Cron traditionally has been considered another such a tool for job scheduling, but is it enough? This webinar considers that very question. The first part builds on a previous Geek Guide, Beyond Cron, and briefly describes how to know when it might be time to consider upgrading your job scheduling infrastructure. The second part presents an actual planning and implementation framework.
Join Linux Journal's Mike Diehl and Pat Cameron of Help Systems.
Free to Linux Journal readers.View Now!
|The Firebird Project's Firebird Relational Database||Jul 29, 2016|
|Stunnel Security for Oracle||Jul 28, 2016|
|SUSE LLC's SUSE Manager||Jul 21, 2016|
|My +1 Sword of Productivity||Jul 20, 2016|
|Non-Linux FOSS: Caffeine!||Jul 19, 2016|
|Murat Yener and Onur Dundar's Expert Android Studio (Wrox)||Jul 18, 2016|
- The Firebird Project's Firebird Relational Database
- Stunnel Security for Oracle
- My +1 Sword of Productivity
- SUSE LLC's SUSE Manager
- Non-Linux FOSS: Caffeine!
- Managing Linux Using Puppet
- Murat Yener and Onur Dundar's Expert Android Studio (Wrox)
- Parsing an RSS News Feed with a Bash Script
- Google's SwiftShader Released
- Doing for User Space What We Did for Kernel Space
With all the industry talk about the benefits of Linux on Power and all the performance advantages offered by its open architecture, you may be considering a move in that direction.
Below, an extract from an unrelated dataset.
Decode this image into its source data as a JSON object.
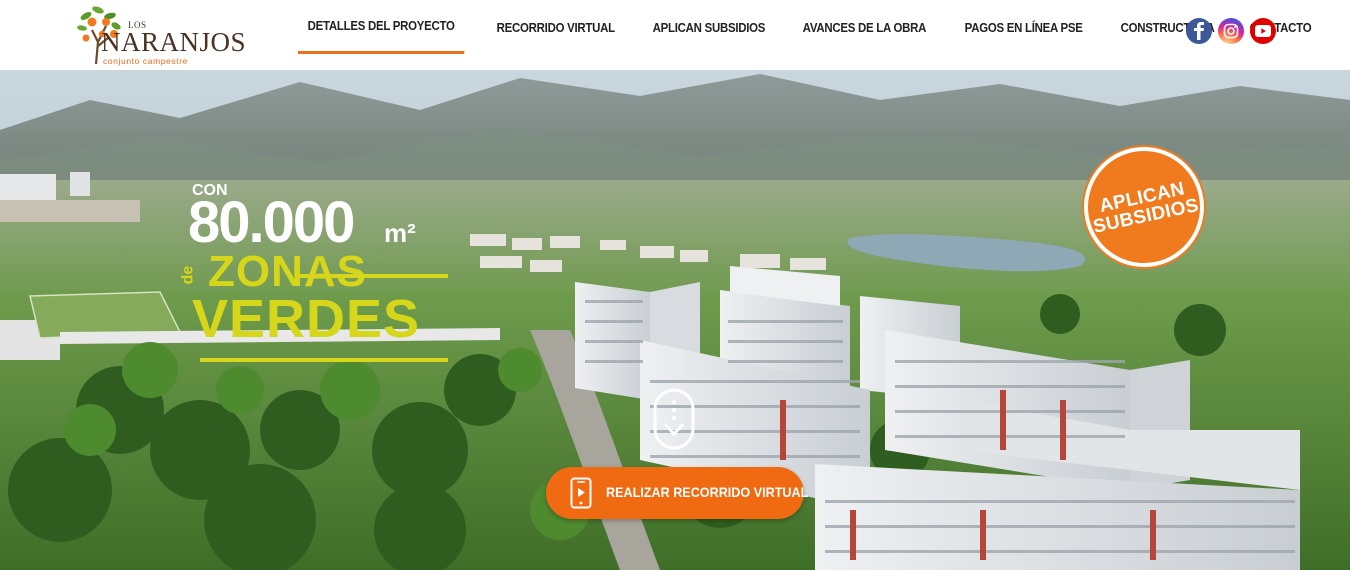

If you are thinking about analytics, big data and cloud computing, you would be right to evaluate Power. The idea of using commodity x86 hardware and replacing it every three years is an outdated cost model. It doesn’t consider the total cost of ownership, and it doesn’t consider the advantage of real processing power, high-availability and multithreading like a demon.
This ebook takes a look at some of the practical applications of the Linux on Power platform and ways you might bring all the performance power of this open architecture to bear for your organization. There are no smoke and mirrors here—just hard, cold, empirical evidence provided by independent sources. I also consider some innovative ways Linux on Power will be used in the future.Get the Guide